Assignment:
Going line by line through the records below, write out everything starting with the line containing "Decode this image" and going on through the line containing "Enumerate this screenshot's", exactly and inclusively. Pictures do not go in.

Source material:
* * * * * * *
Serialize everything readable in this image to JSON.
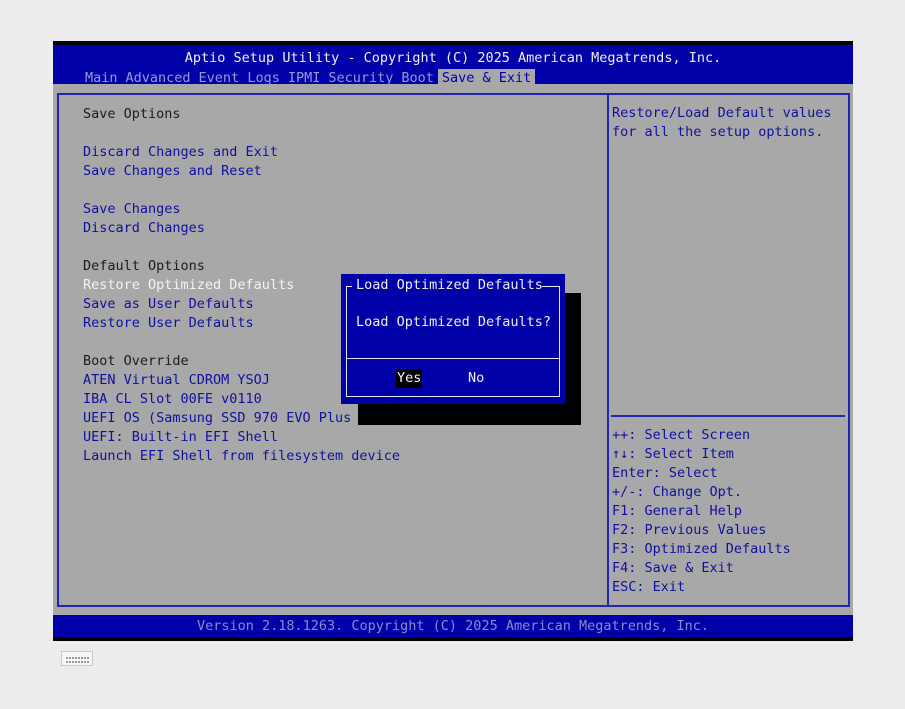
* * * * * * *
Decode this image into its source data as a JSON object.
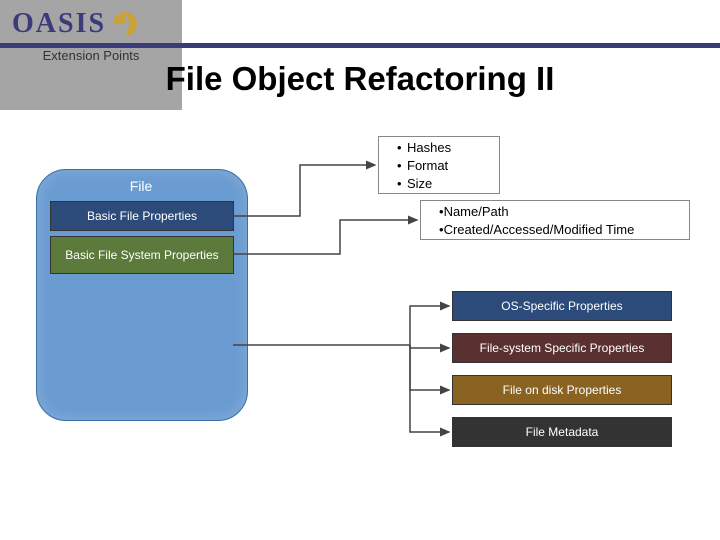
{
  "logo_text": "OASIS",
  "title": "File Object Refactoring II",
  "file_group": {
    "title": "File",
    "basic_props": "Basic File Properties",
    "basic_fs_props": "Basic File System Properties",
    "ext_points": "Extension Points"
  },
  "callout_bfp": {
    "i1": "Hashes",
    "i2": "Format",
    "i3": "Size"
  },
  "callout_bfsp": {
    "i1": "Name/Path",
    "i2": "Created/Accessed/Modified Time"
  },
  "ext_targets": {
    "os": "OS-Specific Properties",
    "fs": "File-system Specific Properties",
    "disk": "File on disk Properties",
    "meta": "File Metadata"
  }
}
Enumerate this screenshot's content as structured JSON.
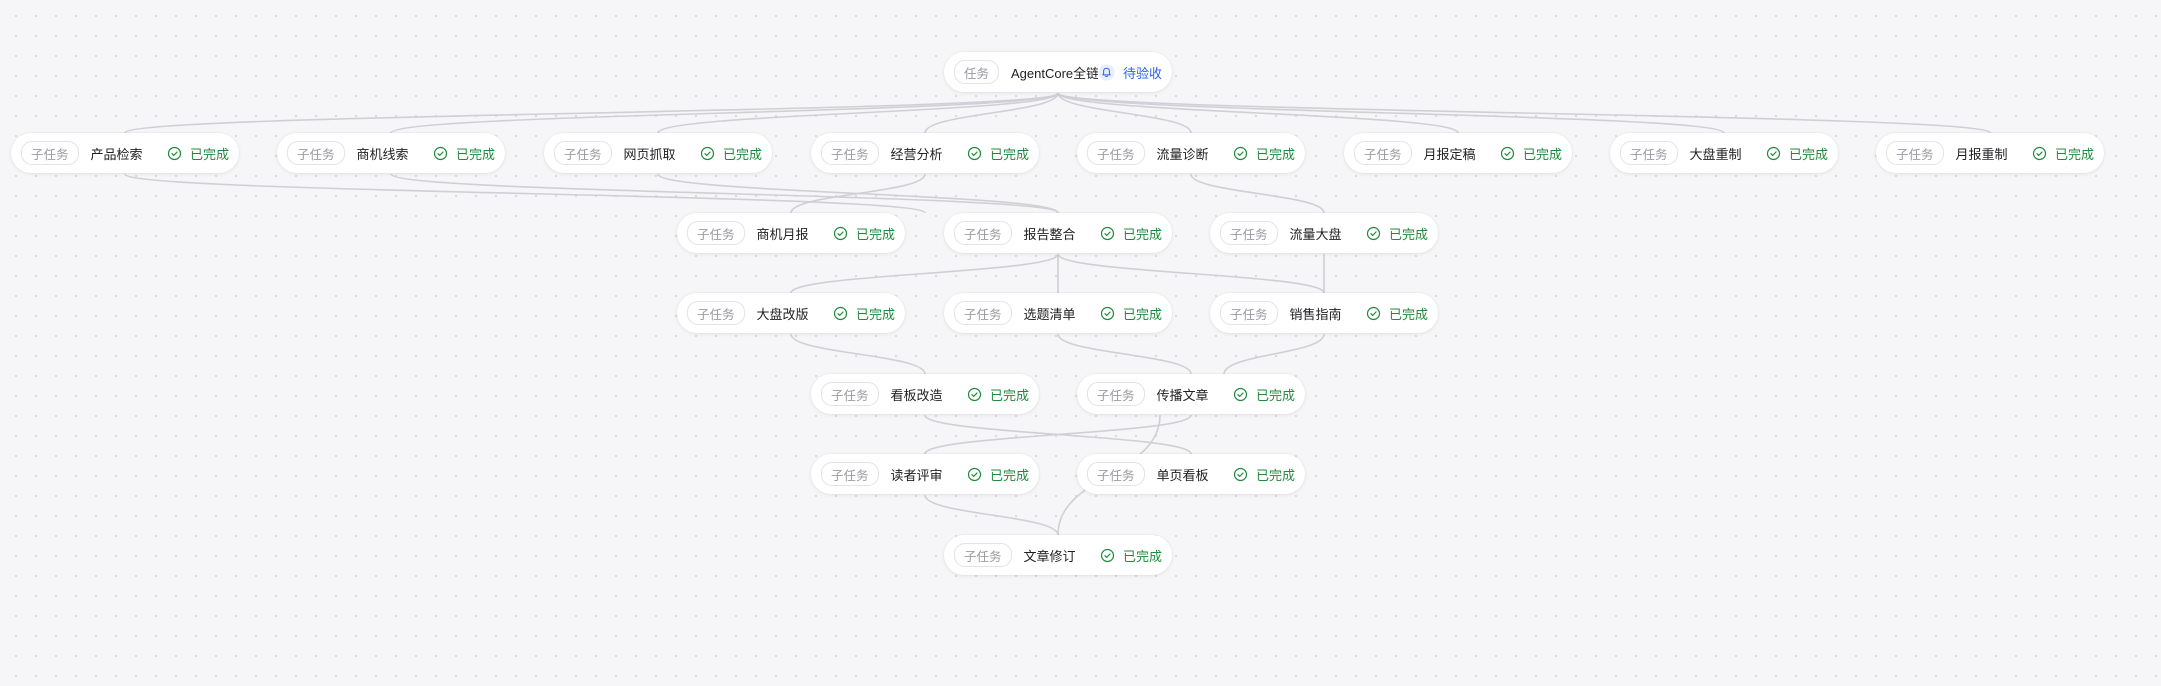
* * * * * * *
Result for this task:
Decode this image into its source data as a JSON object.
{
  "logo_text": "OASIS",
  "title": "File Object Refactoring II",
  "file_group": {
    "title": "File",
    "basic_props": "Basic File Properties",
    "basic_fs_props": "Basic File System Properties",
    "ext_points": "Extension Points"
  },
  "callout_bfp": {
    "i1": "Hashes",
    "i2": "Format",
    "i3": "Size"
  },
  "callout_bfsp": {
    "i1": "Name/Path",
    "i2": "Created/Accessed/Modified Time"
  },
  "ext_targets": {
    "os": "OS-Specific Properties",
    "fs": "File-system Specific Properties",
    "disk": "File on disk Properties",
    "meta": "File Metadata"
  }
}
Enumerate this screenshot's content as structured JSON.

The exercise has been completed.